### Page and application data records
- - - - -

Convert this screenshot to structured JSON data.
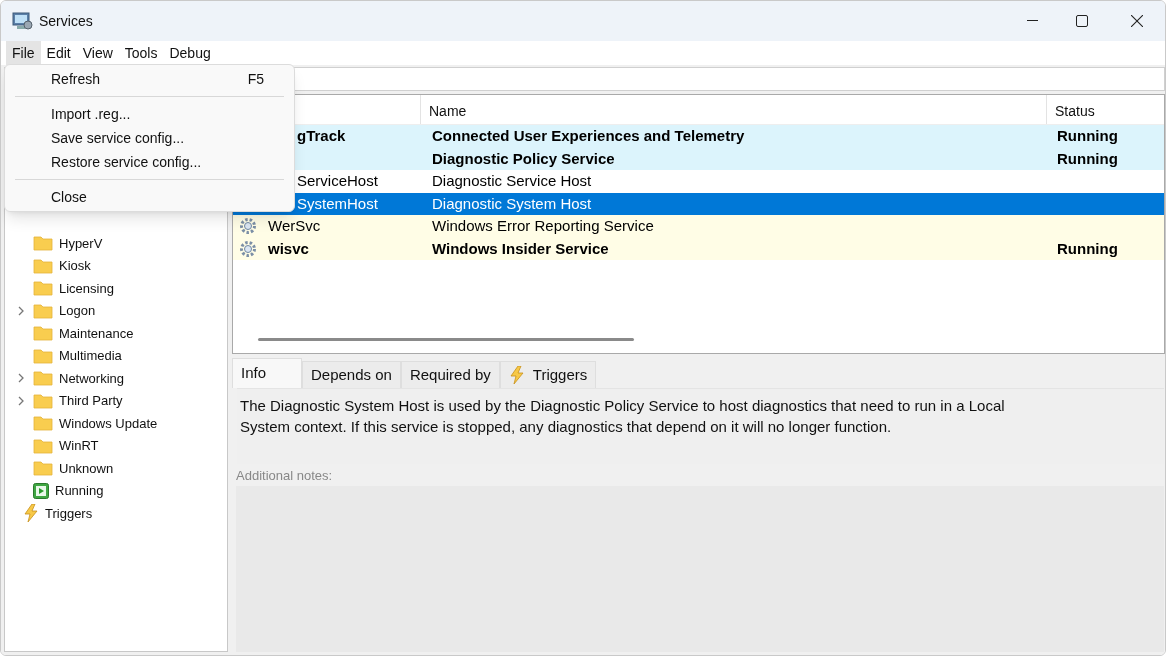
{
  "window": {
    "title": "Services"
  },
  "menubar": [
    {
      "label": "File",
      "selected": true
    },
    {
      "label": "Edit",
      "selected": false
    },
    {
      "label": "View",
      "selected": false
    },
    {
      "label": "Tools",
      "selected": false
    },
    {
      "label": "Debug",
      "selected": false
    }
  ],
  "file_menu": [
    {
      "kind": "item",
      "label": "Refresh",
      "shortcut": "F5"
    },
    {
      "kind": "separator"
    },
    {
      "kind": "item",
      "label": "Import .reg..."
    },
    {
      "kind": "item",
      "label": "Save service config..."
    },
    {
      "kind": "item",
      "label": "Restore service config..."
    },
    {
      "kind": "separator"
    },
    {
      "kind": "item",
      "label": "Close"
    }
  ],
  "tree": [
    {
      "children": [
        {
          "label": "HyperV",
          "kind": "folder",
          "expandable": false
        },
        {
          "label": "Kiosk",
          "kind": "folder",
          "expandable": false
        },
        {
          "label": "Licensing",
          "kind": "folder",
          "expandable": false
        },
        {
          "label": "Logon",
          "kind": "folder",
          "expandable": true
        },
        {
          "label": "Maintenance",
          "kind": "folder",
          "expandable": false
        },
        {
          "label": "Multimedia",
          "kind": "folder",
          "expandable": false
        },
        {
          "label": "Networking",
          "kind": "folder",
          "expandable": true
        },
        {
          "label": "Third Party",
          "kind": "folder",
          "expandable": true
        },
        {
          "label": "Windows Update",
          "kind": "folder",
          "expandable": false
        },
        {
          "label": "WinRT",
          "kind": "folder",
          "expandable": false
        },
        {
          "label": "Unknown",
          "kind": "folder",
          "expandable": false
        },
        {
          "label": "Running",
          "kind": "running",
          "expandable": false
        }
      ]
    },
    {
      "label": "Triggers",
      "kind": "trigger",
      "expandable": false
    }
  ],
  "table": {
    "columns": [
      "Name",
      "Status"
    ],
    "rows": [
      {
        "column_1": "gTrack",
        "name": "Connected User Experiences and Telemetry",
        "status": "Running",
        "bold": true,
        "selected": false,
        "color": "#dcf4fc",
        "covered": true
      },
      {
        "name": "Diagnostic Policy Service",
        "status": "Running",
        "bold": true,
        "selected": false,
        "color": "#dcf4fc"
      },
      {
        "column_1": "ServiceHost",
        "name": "Diagnostic Service Host",
        "bold": false,
        "selected": false,
        "color": "#ffffff",
        "covered": true
      },
      {
        "column_1": "SystemHost",
        "name": "Diagnostic System Host",
        "bold": false,
        "selected": true,
        "covered": true
      },
      {
        "column_1": "WerSvc",
        "name": "Windows Error Reporting Service",
        "bold": false,
        "selected": false,
        "color": "#fffde6",
        "covered": false
      },
      {
        "column_1": "wisvc",
        "name": "Windows Insider Service",
        "status": "Running",
        "bold": true,
        "selected": false,
        "color": "#fffde6",
        "covered": false
      }
    ]
  },
  "tabs": [
    {
      "label": "Info",
      "selected": true,
      "kind": "plain"
    },
    {
      "label": "Depends on",
      "selected": false,
      "kind": "plain"
    },
    {
      "label": "Required by",
      "selected": false,
      "kind": "plain"
    },
    {
      "label": "Triggers",
      "selected": false,
      "kind": "trigger"
    }
  ],
  "info": {
    "description": "The Diagnostic System Host is used by the Diagnostic Policy Service to host diagnostics that need to run in a Local System context.  If this service is stopped, any diagnostics that depend on it will no longer function.",
    "notes_label": "Additional notes:"
  }
}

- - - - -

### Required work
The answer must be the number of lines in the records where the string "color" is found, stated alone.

### Answer
5